*Recorded information*
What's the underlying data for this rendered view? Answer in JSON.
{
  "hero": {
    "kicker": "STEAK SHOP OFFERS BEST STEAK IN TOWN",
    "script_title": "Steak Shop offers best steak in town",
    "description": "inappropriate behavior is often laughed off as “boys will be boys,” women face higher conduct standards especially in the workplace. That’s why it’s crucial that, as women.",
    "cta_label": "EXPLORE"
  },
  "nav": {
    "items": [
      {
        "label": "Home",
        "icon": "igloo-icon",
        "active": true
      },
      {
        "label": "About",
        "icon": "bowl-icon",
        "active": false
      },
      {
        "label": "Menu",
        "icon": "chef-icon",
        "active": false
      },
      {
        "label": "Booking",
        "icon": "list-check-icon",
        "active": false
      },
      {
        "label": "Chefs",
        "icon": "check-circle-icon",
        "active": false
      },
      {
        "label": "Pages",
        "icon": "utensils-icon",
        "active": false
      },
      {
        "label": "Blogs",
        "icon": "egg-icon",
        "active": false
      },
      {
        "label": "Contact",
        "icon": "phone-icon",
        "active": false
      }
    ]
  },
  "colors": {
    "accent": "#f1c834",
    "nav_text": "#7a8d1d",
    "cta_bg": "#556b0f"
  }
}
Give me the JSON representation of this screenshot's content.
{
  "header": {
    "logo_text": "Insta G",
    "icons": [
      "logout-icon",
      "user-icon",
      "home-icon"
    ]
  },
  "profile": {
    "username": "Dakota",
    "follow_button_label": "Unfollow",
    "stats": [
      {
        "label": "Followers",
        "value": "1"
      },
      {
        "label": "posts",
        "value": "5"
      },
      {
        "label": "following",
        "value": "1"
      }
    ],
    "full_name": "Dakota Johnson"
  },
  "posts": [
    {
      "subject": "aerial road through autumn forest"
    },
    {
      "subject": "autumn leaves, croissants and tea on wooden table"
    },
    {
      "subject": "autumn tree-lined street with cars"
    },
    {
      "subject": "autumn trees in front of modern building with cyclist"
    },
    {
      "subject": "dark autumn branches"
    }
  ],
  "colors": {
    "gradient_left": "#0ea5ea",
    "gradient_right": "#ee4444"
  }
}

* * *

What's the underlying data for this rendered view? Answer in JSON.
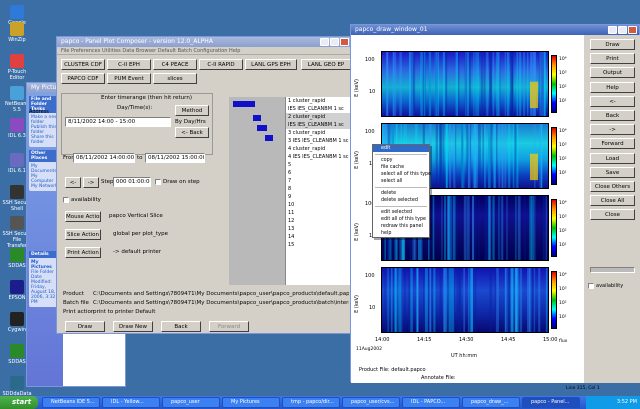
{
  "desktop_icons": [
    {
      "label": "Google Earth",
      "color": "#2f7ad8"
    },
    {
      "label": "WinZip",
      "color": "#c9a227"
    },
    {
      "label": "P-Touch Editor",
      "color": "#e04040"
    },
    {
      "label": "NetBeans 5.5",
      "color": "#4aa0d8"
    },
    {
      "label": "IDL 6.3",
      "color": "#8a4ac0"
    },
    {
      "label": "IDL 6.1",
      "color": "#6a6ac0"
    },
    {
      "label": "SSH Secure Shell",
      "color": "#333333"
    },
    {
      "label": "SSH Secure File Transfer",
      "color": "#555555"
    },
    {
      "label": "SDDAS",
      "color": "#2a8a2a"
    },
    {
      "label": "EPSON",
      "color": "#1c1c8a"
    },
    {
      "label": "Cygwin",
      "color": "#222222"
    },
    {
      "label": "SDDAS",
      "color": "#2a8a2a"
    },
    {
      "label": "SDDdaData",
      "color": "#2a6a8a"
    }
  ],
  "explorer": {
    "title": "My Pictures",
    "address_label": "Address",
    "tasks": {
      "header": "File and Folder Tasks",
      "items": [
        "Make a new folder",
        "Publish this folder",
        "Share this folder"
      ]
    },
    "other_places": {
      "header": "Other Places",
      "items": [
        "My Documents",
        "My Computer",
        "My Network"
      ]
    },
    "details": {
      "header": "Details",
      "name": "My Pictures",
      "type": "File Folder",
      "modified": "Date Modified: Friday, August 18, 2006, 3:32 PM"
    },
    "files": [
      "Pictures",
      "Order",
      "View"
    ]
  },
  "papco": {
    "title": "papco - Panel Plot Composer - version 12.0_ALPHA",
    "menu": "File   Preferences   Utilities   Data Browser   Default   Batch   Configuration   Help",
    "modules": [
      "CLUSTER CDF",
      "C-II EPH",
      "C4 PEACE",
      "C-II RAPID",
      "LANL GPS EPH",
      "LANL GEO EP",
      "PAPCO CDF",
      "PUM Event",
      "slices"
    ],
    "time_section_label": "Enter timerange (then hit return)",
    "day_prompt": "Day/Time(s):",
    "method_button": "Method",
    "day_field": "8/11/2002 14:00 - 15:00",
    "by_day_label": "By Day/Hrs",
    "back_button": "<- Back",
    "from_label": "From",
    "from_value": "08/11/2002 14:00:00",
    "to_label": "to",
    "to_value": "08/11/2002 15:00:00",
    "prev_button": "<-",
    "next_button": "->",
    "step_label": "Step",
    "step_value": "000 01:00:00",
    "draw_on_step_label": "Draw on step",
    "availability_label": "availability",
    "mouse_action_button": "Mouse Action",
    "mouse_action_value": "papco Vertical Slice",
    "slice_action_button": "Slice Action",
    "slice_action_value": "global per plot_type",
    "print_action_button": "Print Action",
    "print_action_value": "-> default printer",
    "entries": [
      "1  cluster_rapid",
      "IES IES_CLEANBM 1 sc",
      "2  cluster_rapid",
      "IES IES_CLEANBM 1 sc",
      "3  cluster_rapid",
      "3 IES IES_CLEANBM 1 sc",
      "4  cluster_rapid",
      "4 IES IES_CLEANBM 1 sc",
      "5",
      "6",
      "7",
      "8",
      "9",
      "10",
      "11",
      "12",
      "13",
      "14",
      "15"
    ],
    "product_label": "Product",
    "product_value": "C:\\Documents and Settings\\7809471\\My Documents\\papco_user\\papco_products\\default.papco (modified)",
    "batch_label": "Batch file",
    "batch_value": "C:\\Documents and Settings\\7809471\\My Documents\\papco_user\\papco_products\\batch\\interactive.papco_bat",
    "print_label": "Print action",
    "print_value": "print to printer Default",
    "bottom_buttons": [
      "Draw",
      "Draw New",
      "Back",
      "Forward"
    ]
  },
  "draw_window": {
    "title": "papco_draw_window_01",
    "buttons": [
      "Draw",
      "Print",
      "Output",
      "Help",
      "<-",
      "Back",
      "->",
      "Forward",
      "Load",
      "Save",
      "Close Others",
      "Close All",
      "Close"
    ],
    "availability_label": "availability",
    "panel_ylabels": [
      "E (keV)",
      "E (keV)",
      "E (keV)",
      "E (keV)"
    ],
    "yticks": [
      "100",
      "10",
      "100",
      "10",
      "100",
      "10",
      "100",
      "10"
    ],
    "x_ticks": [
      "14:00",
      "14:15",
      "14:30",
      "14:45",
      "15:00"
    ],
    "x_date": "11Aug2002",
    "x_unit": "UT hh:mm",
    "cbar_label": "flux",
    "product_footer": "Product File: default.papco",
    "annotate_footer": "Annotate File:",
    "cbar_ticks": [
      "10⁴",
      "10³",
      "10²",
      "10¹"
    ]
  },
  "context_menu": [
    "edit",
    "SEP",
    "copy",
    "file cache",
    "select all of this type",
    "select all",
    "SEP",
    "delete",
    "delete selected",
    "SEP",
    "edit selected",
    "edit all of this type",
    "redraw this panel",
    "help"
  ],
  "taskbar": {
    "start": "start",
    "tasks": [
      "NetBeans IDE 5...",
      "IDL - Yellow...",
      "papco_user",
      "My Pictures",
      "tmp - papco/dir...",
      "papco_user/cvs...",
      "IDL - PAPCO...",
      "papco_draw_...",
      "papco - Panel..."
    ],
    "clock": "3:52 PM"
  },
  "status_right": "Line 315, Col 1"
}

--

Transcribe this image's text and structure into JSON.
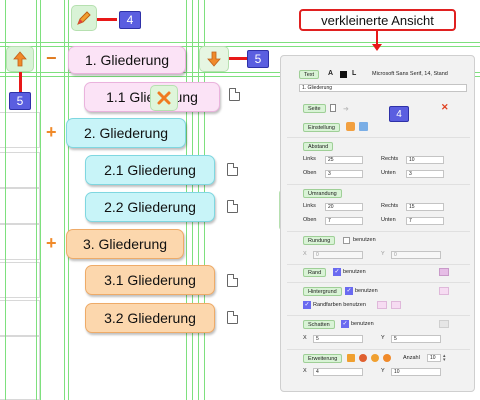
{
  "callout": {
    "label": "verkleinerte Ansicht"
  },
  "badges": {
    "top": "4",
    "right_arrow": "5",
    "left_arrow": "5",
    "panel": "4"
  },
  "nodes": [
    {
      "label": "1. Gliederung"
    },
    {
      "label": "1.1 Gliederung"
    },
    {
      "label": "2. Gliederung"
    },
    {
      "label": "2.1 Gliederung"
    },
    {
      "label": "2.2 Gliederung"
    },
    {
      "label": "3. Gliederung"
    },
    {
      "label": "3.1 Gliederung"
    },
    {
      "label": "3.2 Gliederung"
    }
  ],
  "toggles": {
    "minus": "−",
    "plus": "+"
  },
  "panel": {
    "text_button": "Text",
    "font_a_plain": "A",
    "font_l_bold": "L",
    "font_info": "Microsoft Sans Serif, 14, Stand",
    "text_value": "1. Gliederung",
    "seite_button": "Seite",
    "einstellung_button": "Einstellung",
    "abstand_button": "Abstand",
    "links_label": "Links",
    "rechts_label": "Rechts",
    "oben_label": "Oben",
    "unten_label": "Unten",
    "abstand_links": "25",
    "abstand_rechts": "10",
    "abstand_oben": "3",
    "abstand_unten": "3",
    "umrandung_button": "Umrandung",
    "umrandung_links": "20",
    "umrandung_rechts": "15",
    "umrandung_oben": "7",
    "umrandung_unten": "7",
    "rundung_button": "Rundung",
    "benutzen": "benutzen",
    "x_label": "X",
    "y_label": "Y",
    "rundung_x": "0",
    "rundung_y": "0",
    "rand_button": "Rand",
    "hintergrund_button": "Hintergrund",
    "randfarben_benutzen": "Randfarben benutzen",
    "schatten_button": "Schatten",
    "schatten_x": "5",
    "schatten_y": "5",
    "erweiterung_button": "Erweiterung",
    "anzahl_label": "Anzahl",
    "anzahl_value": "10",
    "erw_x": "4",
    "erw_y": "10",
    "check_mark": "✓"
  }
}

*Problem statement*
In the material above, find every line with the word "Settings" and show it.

*Exercise response*
    "product_value": "C:\\Documents and Settings\\7809471\\My Documents\\papco_user\\papco_products\\default.papco (modified)",
    "batch_value": "C:\\Documents and Settings\\7809471\\My Documents\\papco_user\\papco_products\\batch\\interactive.papco_bat",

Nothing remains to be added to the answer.